OFF THE BOAT
Interesting People Who Landed On Our Shores

Legendary prospector kin visits, vows to return

He didn’t know much about his famous relative, but he sure came to a place that does.
George Carmack’s great grandnephew stepped off the train at the White Pass Depot and into his history. It’s a history he’s just getting familiar with.
His famous great granduncle was one of the discoverers of gold on the Klondike in 1896 and created the furor that was the Klondike Gold Rush.
“He left to come to Alaska, discovered gold and that was the last we heard of him,” said Ed Carmack while visiting this September. “Stories were always told about it, but my cousin got some old photos and it was really interesting, and we decided to come up.”
Ed said his father, George III, resembles the original, but “Dad married an Italian girl,” and he spread his arms wide, “and so you get a big guy like me.”

Ed’s son was named George, and his daughter has kept the Carmack name after marriage.
He and his wife, Chris, flew to Anchorage and went up to Denali and then worked their was down to take the last leg of their tour on the Inside Passage.
They tried to figure a way to get to Carmacks in the Yukon, but renting a car was too expensive and there aren’t many tour buses that go that way. Maybe next time, they said.
“In Denali, the mountain was in clouds, but then it cleared – only the eighth time it did this year,” he said. “And we saw wolves howling, something the tour guide said he’s only seen two times. We were lucky.”
“That’s the Carmack luck,” said Karl Gurcke, historian for the National Park Service, who came out to meet the Carmacks and answer any of their questions. –DL

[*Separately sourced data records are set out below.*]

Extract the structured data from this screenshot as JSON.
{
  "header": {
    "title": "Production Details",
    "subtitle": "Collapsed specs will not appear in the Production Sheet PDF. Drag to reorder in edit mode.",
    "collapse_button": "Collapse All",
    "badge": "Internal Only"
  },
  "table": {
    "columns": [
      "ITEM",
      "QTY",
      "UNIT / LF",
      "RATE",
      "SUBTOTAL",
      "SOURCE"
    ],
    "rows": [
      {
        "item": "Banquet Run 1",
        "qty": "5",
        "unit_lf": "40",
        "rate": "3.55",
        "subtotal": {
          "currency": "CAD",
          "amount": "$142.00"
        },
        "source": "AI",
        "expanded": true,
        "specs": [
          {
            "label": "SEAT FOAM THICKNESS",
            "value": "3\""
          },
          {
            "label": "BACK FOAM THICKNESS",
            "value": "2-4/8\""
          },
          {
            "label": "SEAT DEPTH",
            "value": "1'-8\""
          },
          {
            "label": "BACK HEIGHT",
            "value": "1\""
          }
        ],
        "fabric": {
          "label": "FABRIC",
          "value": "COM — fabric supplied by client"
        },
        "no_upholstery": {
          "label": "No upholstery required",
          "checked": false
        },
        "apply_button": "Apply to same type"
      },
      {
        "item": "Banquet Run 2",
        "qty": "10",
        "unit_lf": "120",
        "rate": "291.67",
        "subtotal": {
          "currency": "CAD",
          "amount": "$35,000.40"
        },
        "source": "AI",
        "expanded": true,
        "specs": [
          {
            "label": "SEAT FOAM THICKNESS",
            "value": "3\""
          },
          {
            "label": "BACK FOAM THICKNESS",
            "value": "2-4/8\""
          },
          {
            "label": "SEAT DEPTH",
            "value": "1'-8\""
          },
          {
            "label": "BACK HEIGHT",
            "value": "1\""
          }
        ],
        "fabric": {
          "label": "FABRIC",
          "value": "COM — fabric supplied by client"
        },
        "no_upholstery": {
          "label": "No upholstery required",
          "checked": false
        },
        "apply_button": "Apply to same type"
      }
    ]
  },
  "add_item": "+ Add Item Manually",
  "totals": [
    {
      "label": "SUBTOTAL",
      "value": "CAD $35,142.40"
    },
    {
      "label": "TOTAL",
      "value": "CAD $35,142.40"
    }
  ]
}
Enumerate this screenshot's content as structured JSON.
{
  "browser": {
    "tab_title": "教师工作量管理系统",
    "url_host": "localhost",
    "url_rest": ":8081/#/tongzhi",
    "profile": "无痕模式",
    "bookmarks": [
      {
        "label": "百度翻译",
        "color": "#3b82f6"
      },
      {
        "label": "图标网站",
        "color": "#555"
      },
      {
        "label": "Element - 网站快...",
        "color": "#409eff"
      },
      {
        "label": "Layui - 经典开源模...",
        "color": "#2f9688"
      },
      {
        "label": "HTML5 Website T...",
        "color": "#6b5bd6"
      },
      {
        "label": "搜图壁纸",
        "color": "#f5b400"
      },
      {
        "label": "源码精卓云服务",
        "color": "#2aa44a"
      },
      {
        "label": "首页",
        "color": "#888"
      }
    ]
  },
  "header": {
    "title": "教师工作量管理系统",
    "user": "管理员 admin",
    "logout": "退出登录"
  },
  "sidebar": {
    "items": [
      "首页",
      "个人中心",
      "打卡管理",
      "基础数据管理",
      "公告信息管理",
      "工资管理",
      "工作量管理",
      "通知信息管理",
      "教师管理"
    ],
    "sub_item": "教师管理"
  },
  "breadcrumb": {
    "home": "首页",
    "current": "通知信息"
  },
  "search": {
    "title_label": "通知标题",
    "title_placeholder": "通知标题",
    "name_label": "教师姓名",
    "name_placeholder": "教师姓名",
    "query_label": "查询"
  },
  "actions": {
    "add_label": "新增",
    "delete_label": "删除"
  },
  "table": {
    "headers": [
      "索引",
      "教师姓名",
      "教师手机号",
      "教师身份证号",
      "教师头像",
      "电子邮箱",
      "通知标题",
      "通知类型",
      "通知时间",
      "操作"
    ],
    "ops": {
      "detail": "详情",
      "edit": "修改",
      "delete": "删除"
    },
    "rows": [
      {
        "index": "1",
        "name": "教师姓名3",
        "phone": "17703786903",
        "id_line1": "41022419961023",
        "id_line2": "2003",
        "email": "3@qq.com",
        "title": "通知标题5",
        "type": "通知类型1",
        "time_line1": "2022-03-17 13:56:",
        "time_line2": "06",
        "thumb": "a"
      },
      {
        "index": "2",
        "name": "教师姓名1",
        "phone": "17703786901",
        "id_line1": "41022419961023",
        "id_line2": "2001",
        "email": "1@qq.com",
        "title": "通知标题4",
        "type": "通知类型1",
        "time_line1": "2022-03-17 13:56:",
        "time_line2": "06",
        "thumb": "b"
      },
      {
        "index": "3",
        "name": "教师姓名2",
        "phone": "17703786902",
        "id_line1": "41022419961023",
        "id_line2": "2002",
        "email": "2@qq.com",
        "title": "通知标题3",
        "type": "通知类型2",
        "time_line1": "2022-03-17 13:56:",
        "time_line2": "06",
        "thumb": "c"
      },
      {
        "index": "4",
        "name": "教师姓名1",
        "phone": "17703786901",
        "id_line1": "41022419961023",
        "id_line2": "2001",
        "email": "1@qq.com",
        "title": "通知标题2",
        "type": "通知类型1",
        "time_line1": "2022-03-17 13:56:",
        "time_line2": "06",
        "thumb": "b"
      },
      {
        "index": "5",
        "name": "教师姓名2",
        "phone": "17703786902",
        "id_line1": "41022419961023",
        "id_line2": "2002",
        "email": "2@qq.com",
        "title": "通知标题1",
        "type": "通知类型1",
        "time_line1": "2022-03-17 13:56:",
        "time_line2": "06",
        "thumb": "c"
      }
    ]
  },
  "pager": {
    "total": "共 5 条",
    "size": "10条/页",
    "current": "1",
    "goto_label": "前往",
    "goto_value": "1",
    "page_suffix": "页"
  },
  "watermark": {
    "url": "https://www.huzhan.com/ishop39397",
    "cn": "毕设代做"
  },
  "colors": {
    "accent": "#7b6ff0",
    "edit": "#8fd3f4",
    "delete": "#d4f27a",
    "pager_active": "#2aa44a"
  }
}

Familiar voice, face enchanted crowd at local saloon

Many characters wash up on our shores, but none as entertaining as Dallas McKennon. You’ve heard him on TV, seen him on the big screen. Probably never knew it. He’s just one of those versatile character actors who labors in obscurity.
He was the voice of the cartoon character Gumby, the tough dog and the Chihuahua in “The Lady and the Tramp,” the voice of Archie on the Saturday morning cartoon show; the voice of Goliath in this fall’s “Davey and Goliath,” he was the storekeeper on the “Daniel Boone Show,” the cook in the movie “The Birds,” and more.
“I was the cook who saw a guy lighting a cigar as a pool of gas washed to his feet,” he said while in town Sept. 18. “‘Don’t light that cigar,’ I screamed, and then there was the explosion.”
McKennon may be a Californian, but he has history here in Alaska. His mother helped drive a herd of cattle from Cordova to Fairbanks in 1914, one of two women on the drive. He worked on drilling the Whittier Tunnel, and the engineer on that project, Anton A. Anderson, was the one who got him hooked on Robert Service.
“He got me intrigued with Robert W. Service, that’s what I want to do while I’m here, so I can come up on the ferry and do ‘The Spell of the Yukon,’” he said.
So, there he was, taking the mic at the Red Onion to a crowd that seemed at first uninterested, drinking, talking, but eventually he drew them to him. Just by his stage presence, they knew they were in the company of “somebody.” The only people held truly rapt by his recitation of “Spell of the Yukon” from the get-go were the R.O. madams at a back table – familiar with the words and what they meant.
He sang some of the words, saying Service’s words were so beautiful they should be set to music.
While he hasn’t heard anything from the Alaska Marine Highway System about his idea, he’s hopeful.
At 83, with more energy than a roomful of 20-year-olds, we just may see him whirling off the ferry dock and into the summer scene next year. -DL